* [Work order] The entries that follow need to be reproduced exactly, minus any images.

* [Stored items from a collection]
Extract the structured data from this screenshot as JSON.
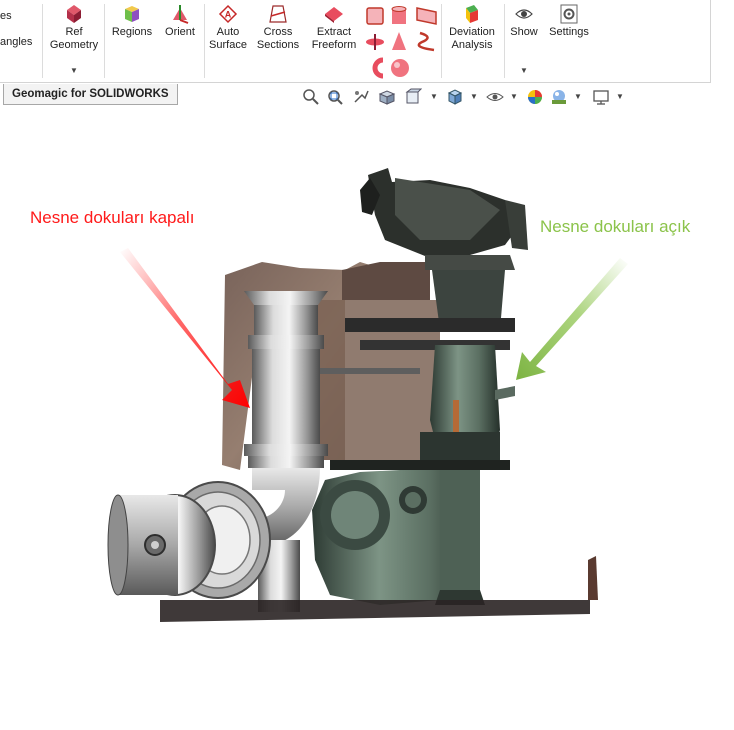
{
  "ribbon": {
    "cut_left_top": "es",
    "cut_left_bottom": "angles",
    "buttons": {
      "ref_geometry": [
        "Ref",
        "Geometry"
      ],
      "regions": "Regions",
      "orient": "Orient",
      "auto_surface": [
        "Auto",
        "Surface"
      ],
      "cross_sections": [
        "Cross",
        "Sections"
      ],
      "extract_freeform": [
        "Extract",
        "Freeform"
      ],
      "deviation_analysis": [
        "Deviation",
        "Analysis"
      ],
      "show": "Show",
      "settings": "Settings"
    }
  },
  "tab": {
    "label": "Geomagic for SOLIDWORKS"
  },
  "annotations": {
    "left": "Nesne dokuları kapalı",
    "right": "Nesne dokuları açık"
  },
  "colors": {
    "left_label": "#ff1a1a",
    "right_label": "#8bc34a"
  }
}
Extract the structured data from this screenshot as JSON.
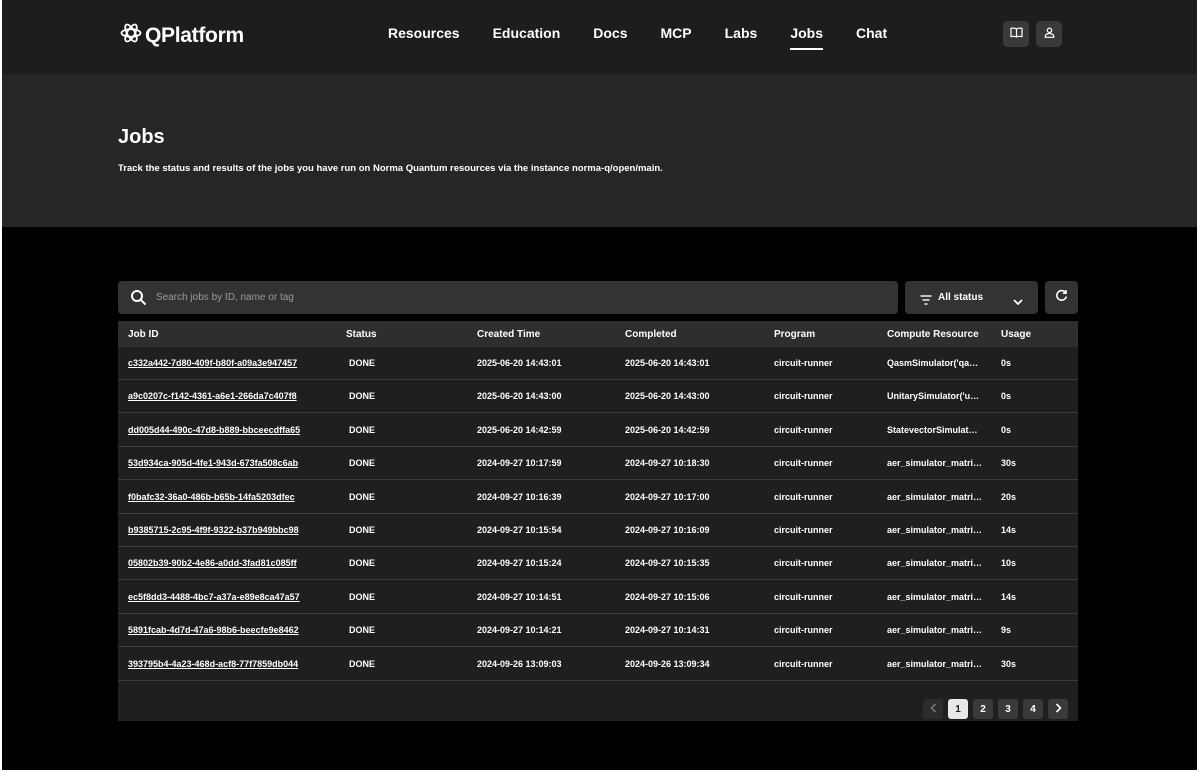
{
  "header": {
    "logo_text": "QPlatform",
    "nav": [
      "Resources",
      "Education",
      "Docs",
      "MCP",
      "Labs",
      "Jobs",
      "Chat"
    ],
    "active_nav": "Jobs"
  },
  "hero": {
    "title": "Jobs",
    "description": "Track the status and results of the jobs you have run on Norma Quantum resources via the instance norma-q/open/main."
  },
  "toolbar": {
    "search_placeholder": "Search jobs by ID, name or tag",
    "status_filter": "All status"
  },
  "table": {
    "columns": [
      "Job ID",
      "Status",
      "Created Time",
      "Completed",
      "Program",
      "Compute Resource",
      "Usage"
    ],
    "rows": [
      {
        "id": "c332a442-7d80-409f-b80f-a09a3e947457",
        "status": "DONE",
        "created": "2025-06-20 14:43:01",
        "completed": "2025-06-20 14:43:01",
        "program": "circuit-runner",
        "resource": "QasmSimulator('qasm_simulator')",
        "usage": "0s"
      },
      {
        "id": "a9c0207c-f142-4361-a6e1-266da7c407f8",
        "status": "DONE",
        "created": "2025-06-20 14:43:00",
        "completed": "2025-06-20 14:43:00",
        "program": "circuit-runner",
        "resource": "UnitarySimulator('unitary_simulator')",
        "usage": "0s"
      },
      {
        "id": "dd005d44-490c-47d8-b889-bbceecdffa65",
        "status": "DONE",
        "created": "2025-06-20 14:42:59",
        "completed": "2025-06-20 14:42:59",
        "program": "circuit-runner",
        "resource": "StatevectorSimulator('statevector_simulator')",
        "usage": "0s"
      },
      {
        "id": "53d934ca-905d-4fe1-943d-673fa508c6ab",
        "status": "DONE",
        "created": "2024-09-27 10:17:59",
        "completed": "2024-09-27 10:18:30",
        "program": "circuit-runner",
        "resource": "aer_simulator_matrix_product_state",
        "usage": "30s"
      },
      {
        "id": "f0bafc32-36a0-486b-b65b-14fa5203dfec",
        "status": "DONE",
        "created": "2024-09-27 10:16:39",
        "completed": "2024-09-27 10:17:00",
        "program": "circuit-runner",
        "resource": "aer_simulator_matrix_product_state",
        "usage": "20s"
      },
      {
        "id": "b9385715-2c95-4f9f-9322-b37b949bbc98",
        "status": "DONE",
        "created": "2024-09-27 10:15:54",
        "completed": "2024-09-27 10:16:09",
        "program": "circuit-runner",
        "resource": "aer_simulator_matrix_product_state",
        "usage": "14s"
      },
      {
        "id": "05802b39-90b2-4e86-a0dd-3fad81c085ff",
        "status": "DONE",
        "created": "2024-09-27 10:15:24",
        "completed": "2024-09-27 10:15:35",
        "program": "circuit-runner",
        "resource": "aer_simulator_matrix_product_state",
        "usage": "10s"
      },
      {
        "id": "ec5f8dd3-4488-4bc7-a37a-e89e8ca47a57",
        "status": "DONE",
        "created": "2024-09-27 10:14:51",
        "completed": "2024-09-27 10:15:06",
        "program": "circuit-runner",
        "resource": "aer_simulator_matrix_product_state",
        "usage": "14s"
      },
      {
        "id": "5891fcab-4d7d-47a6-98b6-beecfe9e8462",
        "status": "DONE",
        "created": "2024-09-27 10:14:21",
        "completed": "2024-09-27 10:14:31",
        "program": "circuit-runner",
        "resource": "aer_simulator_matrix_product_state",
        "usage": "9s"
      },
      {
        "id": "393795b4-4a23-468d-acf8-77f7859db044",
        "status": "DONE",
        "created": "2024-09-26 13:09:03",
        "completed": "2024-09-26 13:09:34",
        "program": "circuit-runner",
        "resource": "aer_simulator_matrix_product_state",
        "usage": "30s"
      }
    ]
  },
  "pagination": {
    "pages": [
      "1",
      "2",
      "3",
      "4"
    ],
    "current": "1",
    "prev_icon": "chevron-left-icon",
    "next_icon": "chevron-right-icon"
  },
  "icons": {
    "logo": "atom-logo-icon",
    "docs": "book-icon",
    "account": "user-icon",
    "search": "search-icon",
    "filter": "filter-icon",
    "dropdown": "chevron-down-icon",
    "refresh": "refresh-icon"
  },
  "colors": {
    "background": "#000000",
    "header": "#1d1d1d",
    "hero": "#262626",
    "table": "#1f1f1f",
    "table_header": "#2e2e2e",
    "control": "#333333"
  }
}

* [Response area]
Extract the structured data from this screenshot as JSON.
{
  "ribbon": {
    "cut_left_top": "es",
    "cut_left_bottom": "angles",
    "buttons": {
      "ref_geometry": [
        "Ref",
        "Geometry"
      ],
      "regions": "Regions",
      "orient": "Orient",
      "auto_surface": [
        "Auto",
        "Surface"
      ],
      "cross_sections": [
        "Cross",
        "Sections"
      ],
      "extract_freeform": [
        "Extract",
        "Freeform"
      ],
      "deviation_analysis": [
        "Deviation",
        "Analysis"
      ],
      "show": "Show",
      "settings": "Settings"
    }
  },
  "tab": {
    "label": "Geomagic for SOLIDWORKS"
  },
  "annotations": {
    "left": "Nesne dokuları kapalı",
    "right": "Nesne dokuları açık"
  },
  "colors": {
    "left_label": "#ff1a1a",
    "right_label": "#8bc34a"
  }
}
Extract the structured data from this screenshot as JSON.
{
  "header": {
    "logo_text": "QPlatform",
    "nav": [
      "Resources",
      "Education",
      "Docs",
      "MCP",
      "Labs",
      "Jobs",
      "Chat"
    ],
    "active_nav": "Jobs"
  },
  "hero": {
    "title": "Jobs",
    "description": "Track the status and results of the jobs you have run on Norma Quantum resources via the instance norma-q/open/main."
  },
  "toolbar": {
    "search_placeholder": "Search jobs by ID, name or tag",
    "status_filter": "All status"
  },
  "table": {
    "columns": [
      "Job ID",
      "Status",
      "Created Time",
      "Completed",
      "Program",
      "Compute Resource",
      "Usage"
    ],
    "rows": [
      {
        "id": "c332a442-7d80-409f-b80f-a09a3e947457",
        "status": "DONE",
        "created": "2025-06-20 14:43:01",
        "completed": "2025-06-20 14:43:01",
        "program": "circuit-runner",
        "resource": "QasmSimulator('qasm_simulator')",
        "usage": "0s"
      },
      {
        "id": "a9c0207c-f142-4361-a6e1-266da7c407f8",
        "status": "DONE",
        "created": "2025-06-20 14:43:00",
        "completed": "2025-06-20 14:43:00",
        "program": "circuit-runner",
        "resource": "UnitarySimulator('unitary_simulator')",
        "usage": "0s"
      },
      {
        "id": "dd005d44-490c-47d8-b889-bbceecdffa65",
        "status": "DONE",
        "created": "2025-06-20 14:42:59",
        "completed": "2025-06-20 14:42:59",
        "program": "circuit-runner",
        "resource": "StatevectorSimulator('statevector_simulator')",
        "usage": "0s"
      },
      {
        "id": "53d934ca-905d-4fe1-943d-673fa508c6ab",
        "status": "DONE",
        "created": "2024-09-27 10:17:59",
        "completed": "2024-09-27 10:18:30",
        "program": "circuit-runner",
        "resource": "aer_simulator_matrix_product_state",
        "usage": "30s"
      },
      {
        "id": "f0bafc32-36a0-486b-b65b-14fa5203dfec",
        "status": "DONE",
        "created": "2024-09-27 10:16:39",
        "completed": "2024-09-27 10:17:00",
        "program": "circuit-runner",
        "resource": "aer_simulator_matrix_product_state",
        "usage": "20s"
      },
      {
        "id": "b9385715-2c95-4f9f-9322-b37b949bbc98",
        "status": "DONE",
        "created": "2024-09-27 10:15:54",
        "completed": "2024-09-27 10:16:09",
        "program": "circuit-runner",
        "resource": "aer_simulator_matrix_product_state",
        "usage": "14s"
      },
      {
        "id": "05802b39-90b2-4e86-a0dd-3fad81c085ff",
        "status": "DONE",
        "created": "2024-09-27 10:15:24",
        "completed": "2024-09-27 10:15:35",
        "program": "circuit-runner",
        "resource": "aer_simulator_matrix_product_state",
        "usage": "10s"
      },
      {
        "id": "ec5f8dd3-4488-4bc7-a37a-e89e8ca47a57",
        "status": "DONE",
        "created": "2024-09-27 10:14:51",
        "completed": "2024-09-27 10:15:06",
        "program": "circuit-runner",
        "resource": "aer_simulator_matrix_product_state",
        "usage": "14s"
      },
      {
        "id": "5891fcab-4d7d-47a6-98b6-beecfe9e8462",
        "status": "DONE",
        "created": "2024-09-27 10:14:21",
        "completed": "2024-09-27 10:14:31",
        "program": "circuit-runner",
        "resource": "aer_simulator_matrix_product_state",
        "usage": "9s"
      },
      {
        "id": "393795b4-4a23-468d-acf8-77f7859db044",
        "status": "DONE",
        "created": "2024-09-26 13:09:03",
        "completed": "2024-09-26 13:09:34",
        "program": "circuit-runner",
        "resource": "aer_simulator_matrix_product_state",
        "usage": "30s"
      }
    ]
  },
  "pagination": {
    "pages": [
      "1",
      "2",
      "3",
      "4"
    ],
    "current": "1",
    "prev_icon": "chevron-left-icon",
    "next_icon": "chevron-right-icon"
  },
  "icons": {
    "logo": "atom-logo-icon",
    "docs": "book-icon",
    "account": "user-icon",
    "search": "search-icon",
    "filter": "filter-icon",
    "dropdown": "chevron-down-icon",
    "refresh": "refresh-icon"
  },
  "colors": {
    "background": "#000000",
    "header": "#1d1d1d",
    "hero": "#262626",
    "table": "#1f1f1f",
    "table_header": "#2e2e2e",
    "control": "#333333"
  }
}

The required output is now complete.